What to produce:
Only lines containing the string "icon" belong in the answer; copy all of them from the entries.

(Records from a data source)
%%

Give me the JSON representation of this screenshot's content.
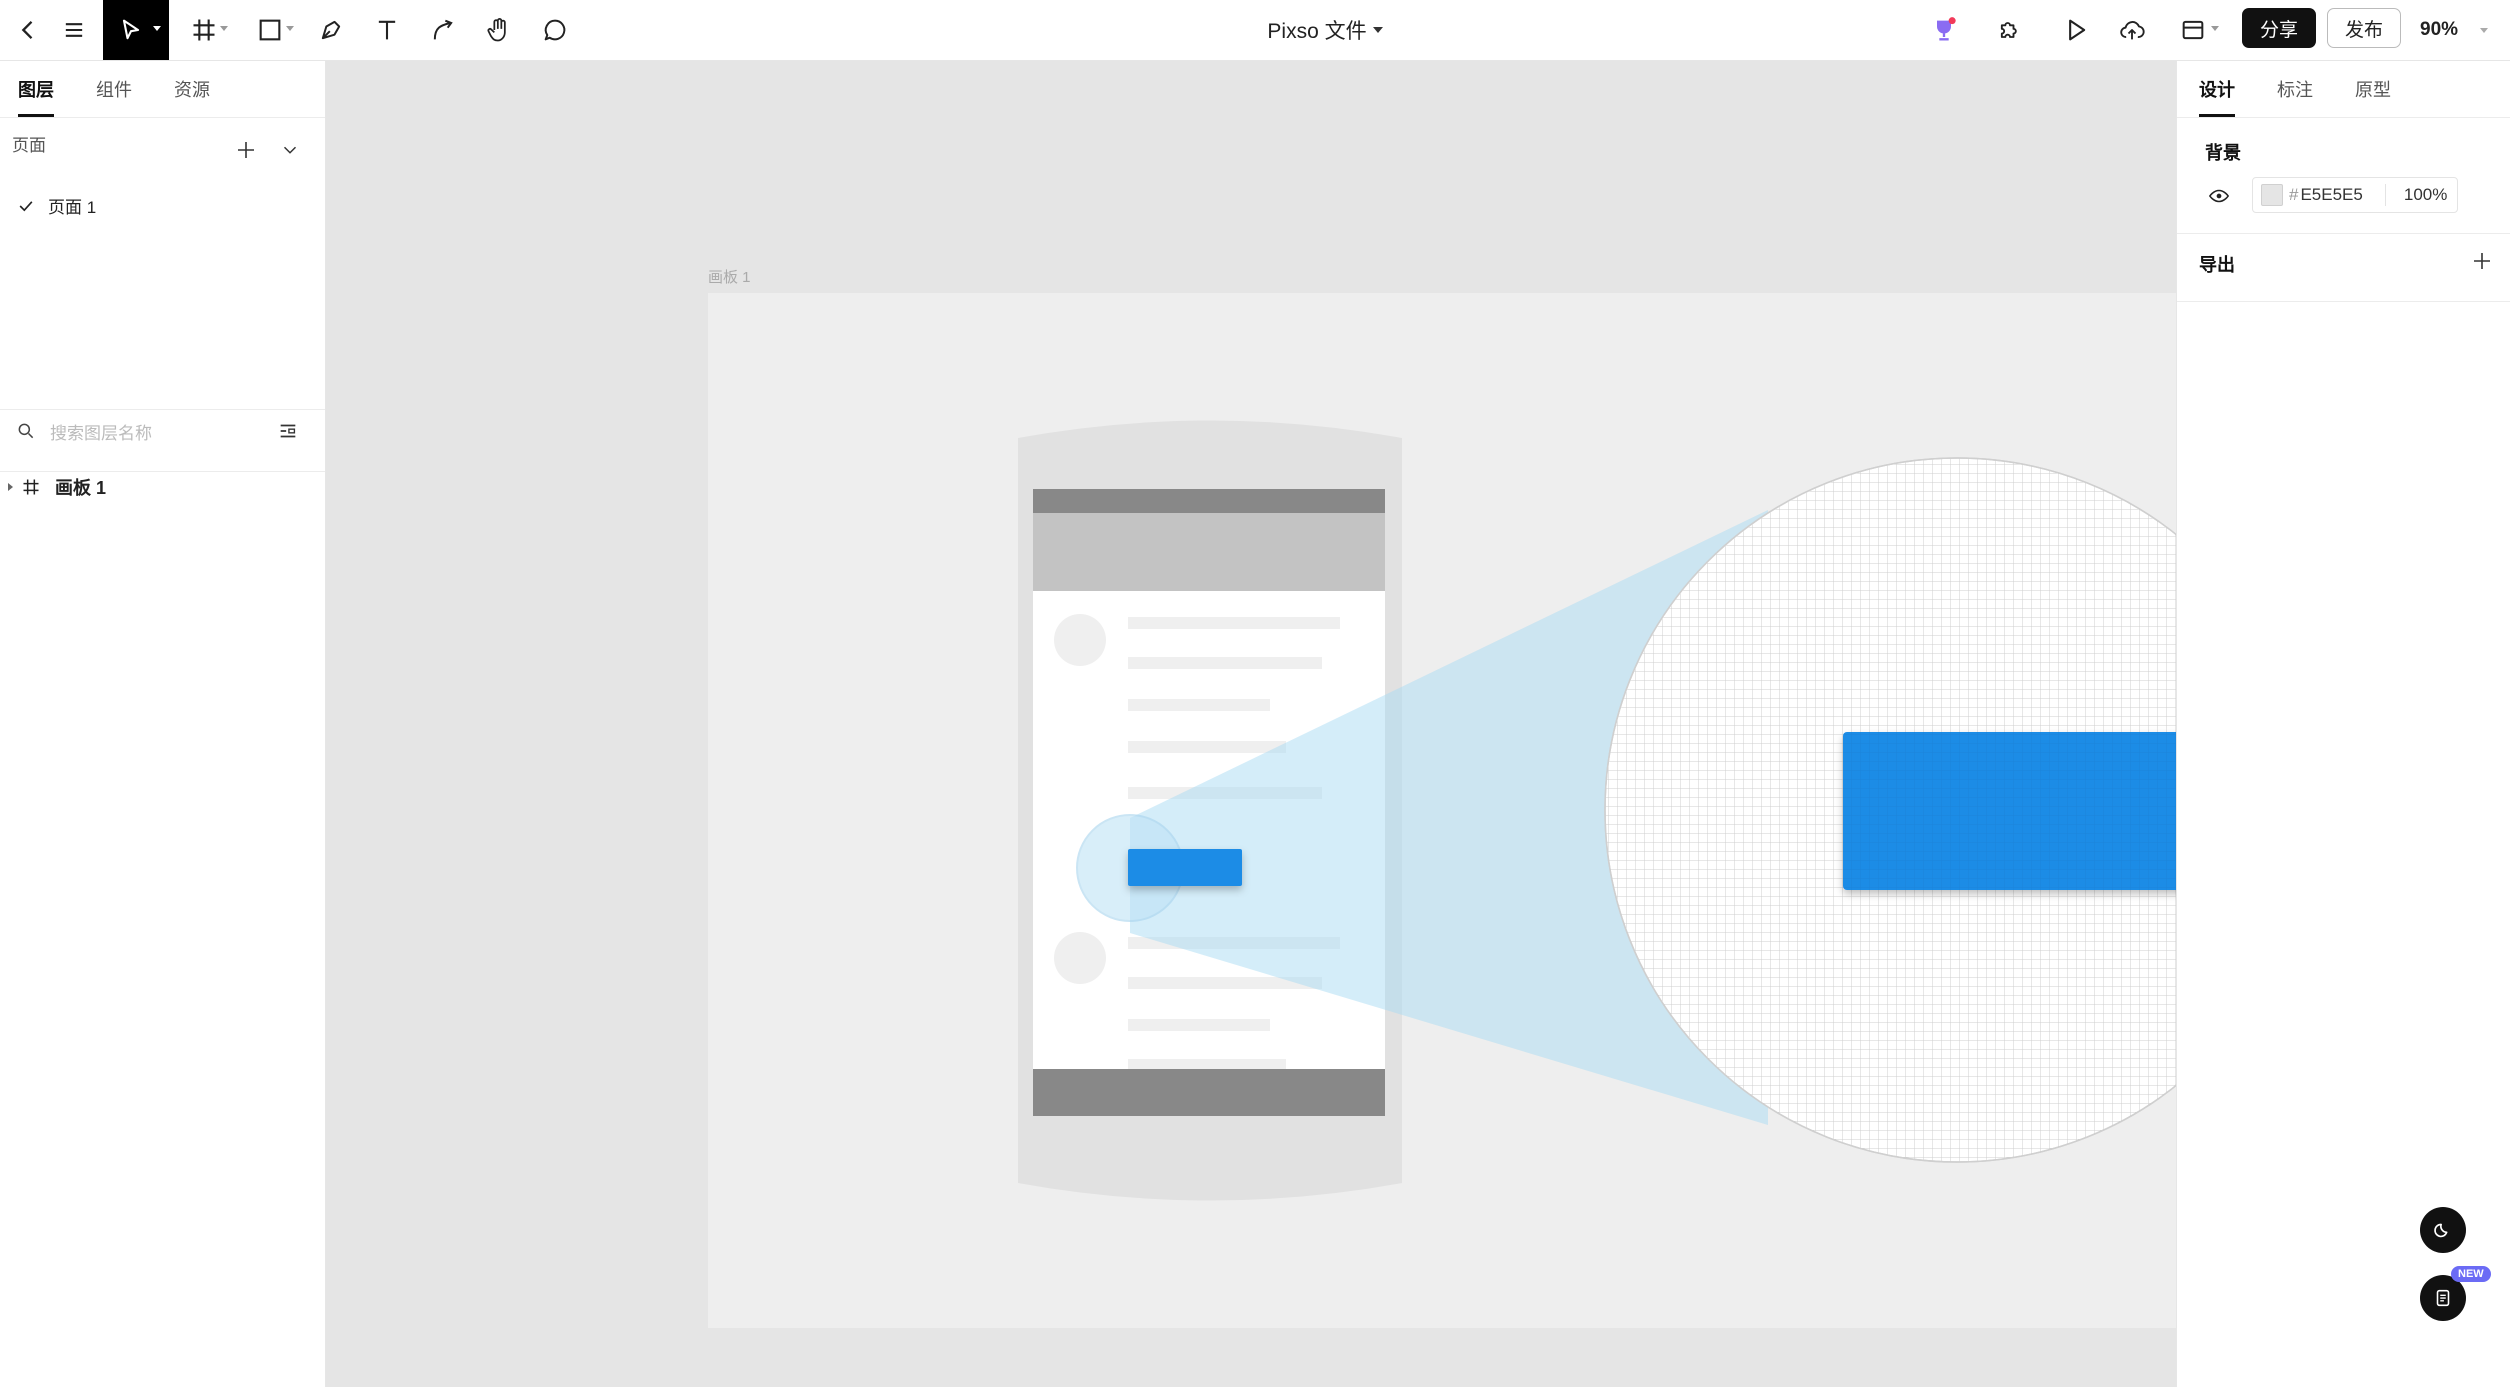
{
  "toolbar": {
    "back_icon": "chevron-left-icon",
    "menu_icon": "hamburger-menu-icon",
    "tools": [
      "move-tool",
      "frame-tool",
      "shape-tool",
      "pen-tool",
      "text-tool",
      "connector-tool",
      "hand-tool",
      "comment-tool"
    ],
    "file_title": "Pixso 文件",
    "share_label": "分享",
    "publish_label": "发布",
    "zoom": "90%"
  },
  "left_panel": {
    "tabs": [
      {
        "label": "图层",
        "active": true
      },
      {
        "label": "组件",
        "active": false
      },
      {
        "label": "资源",
        "active": false
      }
    ],
    "pages_heading": "页面",
    "pages": [
      {
        "label": "页面 1",
        "selected": true
      }
    ],
    "search_placeholder": "搜索图层名称",
    "layers": [
      {
        "label": "画板 1",
        "type": "frame"
      }
    ]
  },
  "right_panel": {
    "tabs": [
      {
        "label": "设计",
        "active": true
      },
      {
        "label": "标注",
        "active": false
      },
      {
        "label": "原型",
        "active": false
      }
    ],
    "background_title": "背景",
    "background_color": "E5E5E5",
    "background_hash": "#",
    "background_opacity": "100%",
    "export_title": "导出"
  },
  "canvas": {
    "frame_label": "画板 1",
    "frame_bg": "#eeeeee",
    "accent_button_color": "#1f8ce6"
  },
  "floating": {
    "theme_icon": "moon-icon",
    "doc_icon": "document-icon",
    "new_badge": "NEW"
  }
}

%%

Solution to the exercise:
    "back_icon": "chevron-left-icon",
    "menu_icon": "hamburger-menu-icon",
    "theme_icon": "moon-icon",
    "doc_icon": "document-icon",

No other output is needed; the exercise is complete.